Obviously, I’m not encouraging you to find someone to give you money for favors. I am suggesting a way to maintain a steady flow of work is to connect yourself with at least one, if not more, clients who will pay you well for a service that they resell. In short, it behooves the freelancer to become a primary source for someone else’s outsourcing.
In this post, I will share my experience doing this and provide some insight into the benefits of finding yourself a freelancer’s version of a ‘Sugar Daddy’ (or mommy).
One of the biggest obstacles to becoming a full time freelancer is building a sufficient and dependable client base. In my particular profession (web and graphic design), there is usually a pretty good chance that most of my clients will use my services only once, because they seldom need any further designs until years later when they re-brand or redesign their existing identity or website. So, the revolving door that is my client base is always changing, and repeat business is more of an exception.
When I first started freelancing full-time I needed to find a way to bring in new clients on a regular basis as well as some way to generate repeat business for sustainability. As I’ve written about before, being a freelancer means you wear many hats, and the hat of the salesman is one of my least favorites. I contemplated hiring someone who excelled in bringing me clients, but my limited startup budget deterred me from this route. Instead, I spent many hours trolling Craigslist and freelance job boards, sending out countless unanswered emails and resumes and proposals, trying to build a steady flow of work.
An Accidental Solution
While wandering through Craigslist ads I almost accidentally came across a consulting firm that was looking to expand their offerings into web and graphic design. They didn’t have and could not afford an in-house employee for this task, so we struck up a partnership and soon I became, in essence, their ‘creative identity department.’ In this day and age of remote workers it was not an unusual situation at all, and has become very beneficial for everyone involved.
For me, the most difficult part of this arrangement is that they resell my services at a markup that sometimes exceeds 100%. The first few times I saw that they were pocketing the same amount of money I was, while I was doing all the work, it frustrated me to no end. Yet, it didn’t take long to realize they were bringing me clients I would not have otherwise encountered, for the same rates as I charge my own clients, so the fact that they were making a nice profit off of their efforts became less of an issue.
The consulting firm–my ‘Sugar Daddy’–has now helped me build my freelancing business to generate the highest annual income I have ever made in my life (freelancing or not.) Because of our partnership I have not had a slow or dead period in over two years and yet I am still able to pick and choose the projects I want to spend my time on. I enjoy all of the freedoms of freelancing without the worries or hard work of finding new clients. It is definitely a win-win situation.

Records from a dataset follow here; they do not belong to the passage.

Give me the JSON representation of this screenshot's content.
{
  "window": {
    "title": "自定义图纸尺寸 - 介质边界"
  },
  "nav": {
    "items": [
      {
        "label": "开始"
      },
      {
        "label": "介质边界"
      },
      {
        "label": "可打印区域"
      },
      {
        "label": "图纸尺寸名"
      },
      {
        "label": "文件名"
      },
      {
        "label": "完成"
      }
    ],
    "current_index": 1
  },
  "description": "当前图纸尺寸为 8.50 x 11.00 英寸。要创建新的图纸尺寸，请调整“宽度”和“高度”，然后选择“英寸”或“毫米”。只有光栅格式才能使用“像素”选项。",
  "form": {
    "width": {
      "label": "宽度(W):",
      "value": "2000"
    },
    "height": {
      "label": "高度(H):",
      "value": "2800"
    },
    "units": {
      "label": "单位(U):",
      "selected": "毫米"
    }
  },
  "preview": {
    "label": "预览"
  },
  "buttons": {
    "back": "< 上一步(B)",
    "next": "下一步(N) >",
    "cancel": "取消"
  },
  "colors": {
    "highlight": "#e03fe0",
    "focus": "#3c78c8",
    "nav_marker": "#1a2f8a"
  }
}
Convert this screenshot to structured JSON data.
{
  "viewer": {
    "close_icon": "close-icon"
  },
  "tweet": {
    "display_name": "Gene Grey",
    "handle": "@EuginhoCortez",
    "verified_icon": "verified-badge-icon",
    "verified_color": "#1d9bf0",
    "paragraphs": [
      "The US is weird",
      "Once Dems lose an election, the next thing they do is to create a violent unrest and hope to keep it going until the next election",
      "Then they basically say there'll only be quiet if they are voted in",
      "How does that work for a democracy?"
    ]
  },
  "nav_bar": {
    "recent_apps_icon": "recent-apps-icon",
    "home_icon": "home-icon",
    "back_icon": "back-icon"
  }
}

Since realizing how beneficial this partnership had become, I have determined to build other mutually beneficial arrangements. There are numerous agencies and firms in various niches that are looking for creative solutions for their existing or expanding clients needs, and it’s solely a matter of finding them. I have been able to collaborate with social media marketing people, a non-profit consultant, and an ecosystem preservation organization to provide regular and consistent services that they don’t specialize in, but I do. It takes the load off of their shoulders, enables them to expand their service offerings, and simultaneously gives me a steady inflow of work.
I jokingly refer to these partners as my Sugar Daddies because they offer me otherwise untapped income from their richer financial base in exchange for the services I provide, all the while lining their own pocketbooks along the way. Regardless of the chosen term we have found a way to help each other out. They are focusing on the sales and client relations part of the business while I can focus on the work I love doing.
Find Your Sugar Daddy
I don’t have any great tips on how to find your own Sugar Daddy, but I do know that an awareness of the possibilities could open your eyes to what could work best for you. I believe we live in a time when remote freelance workers can thrive, and one key may be to link up with those that are less obviously associated with the type of work you do in order to help them expand their offerings. I suggest looking at some of your existing clients first, and then start considering other types of businesses or organizations that could perhaps benefit from offering your services to their clients.
Whatever you do, I hope this line of thinking will help you focus less on how to find new clients and instead pursue partnerships with those who will bring clients to you. The potential is expansive, and I believe you will benefit from your efforts.
Do you already have a Sugar Daddy or two? Do you have different experiences or ideas that might help others move in this direction? Please share your thoughts and comments below.